How can it be that so many healthcare professionals worldwide continue to use unsafe communication methods when discussing patient data, despite the increased awareness on this topic?
I watched security expert Bruce Schneier’s Ted talk on “The Security Mirage” which provided some food for thought.
Feelings, reality and models
According to Bruce Schneier, our sense of security is made up out of our feelings, our reality and models we get from, for example, culture, the media and industries. We assess risk based on these factors and make trade-offs – we either sacrifice money / time / convenience / liberty in exchange for more security or the other way around.
It is interesting that Schneier notes that the feeling of security plays a bigger role in our risk assessment than reality: “We respond to the feeling of security and not the reality”. The two might align, but not necessarily.
For example, the unknown is usually estimated to be riskier than the familiar, and the things that are in our control are deemed less dangerous than those outside our control.
How does this translate to data security?

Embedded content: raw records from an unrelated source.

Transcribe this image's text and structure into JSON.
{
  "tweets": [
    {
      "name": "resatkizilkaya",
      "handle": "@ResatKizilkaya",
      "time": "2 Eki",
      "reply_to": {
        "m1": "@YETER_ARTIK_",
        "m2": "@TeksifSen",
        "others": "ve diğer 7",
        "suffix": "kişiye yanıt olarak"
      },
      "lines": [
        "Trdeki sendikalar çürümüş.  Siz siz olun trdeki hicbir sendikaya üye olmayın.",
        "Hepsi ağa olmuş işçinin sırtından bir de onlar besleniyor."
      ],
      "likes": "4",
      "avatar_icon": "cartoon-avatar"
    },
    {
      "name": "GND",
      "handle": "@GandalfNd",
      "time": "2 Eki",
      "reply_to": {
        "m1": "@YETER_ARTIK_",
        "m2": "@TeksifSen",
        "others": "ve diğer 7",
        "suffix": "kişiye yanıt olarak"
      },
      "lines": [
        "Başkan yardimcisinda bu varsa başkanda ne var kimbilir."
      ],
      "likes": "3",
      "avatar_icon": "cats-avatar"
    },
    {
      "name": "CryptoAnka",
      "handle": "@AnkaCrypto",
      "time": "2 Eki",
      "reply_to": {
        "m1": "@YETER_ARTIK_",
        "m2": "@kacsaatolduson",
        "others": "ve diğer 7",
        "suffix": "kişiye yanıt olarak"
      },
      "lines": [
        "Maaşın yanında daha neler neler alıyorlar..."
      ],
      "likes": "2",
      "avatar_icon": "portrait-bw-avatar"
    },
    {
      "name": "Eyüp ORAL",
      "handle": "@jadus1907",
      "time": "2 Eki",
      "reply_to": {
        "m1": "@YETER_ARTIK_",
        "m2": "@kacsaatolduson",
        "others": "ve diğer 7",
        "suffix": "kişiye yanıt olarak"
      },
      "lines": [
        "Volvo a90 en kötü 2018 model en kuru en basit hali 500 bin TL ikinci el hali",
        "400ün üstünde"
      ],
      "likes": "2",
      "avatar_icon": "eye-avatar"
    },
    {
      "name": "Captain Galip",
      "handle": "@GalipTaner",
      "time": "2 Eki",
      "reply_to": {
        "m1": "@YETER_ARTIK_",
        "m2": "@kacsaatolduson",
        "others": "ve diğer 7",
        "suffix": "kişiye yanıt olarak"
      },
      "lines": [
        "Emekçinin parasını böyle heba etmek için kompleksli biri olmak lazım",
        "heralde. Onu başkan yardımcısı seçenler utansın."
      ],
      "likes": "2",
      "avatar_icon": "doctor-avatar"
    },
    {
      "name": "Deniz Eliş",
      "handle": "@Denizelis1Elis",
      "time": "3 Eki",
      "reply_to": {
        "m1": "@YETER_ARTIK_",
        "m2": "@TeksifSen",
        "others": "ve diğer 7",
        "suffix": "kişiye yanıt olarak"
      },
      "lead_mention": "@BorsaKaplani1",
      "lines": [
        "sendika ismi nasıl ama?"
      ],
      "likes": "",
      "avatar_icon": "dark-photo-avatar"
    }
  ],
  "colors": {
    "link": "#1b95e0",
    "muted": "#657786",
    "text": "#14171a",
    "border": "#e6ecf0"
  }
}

Using communication tools like WhatsApp or unsafe email providers feels secure to many people, because it is familiar – ‘everyone’ uses it, every single day. It is in our control whether we use it or not.
But the reality is that we are not in control when it comes to how these unsafe tools use our data. When this comes up in the media, people are briefly outraged, but as time goes on and the media keep quiet, they make a trade-off: the convenience of continued use often weighs heavier than improved data security.
The truth is that when it comes to professional use of such tools in sectors like healthcare, such a trade-off can simply not be made.
Individual healthcare professionals might choose convenience (and, arguably, their ability to provide care more quickly and efficiently) over security, but it is up to an organization’s management to present its staff with a model based on reason in which the risk to our personal privacy is properly assessed and decisions are made accordingly.
Such risk assessment can then lead to both improved organizational policies and, when communicated properly, increased awareness in individual healthcare professionals, who may then be even less willing to even consider trading off patients’ data security, especially when management presents them with secure, user-friendly alternatives (such as the Alterdesk healthcare messenger).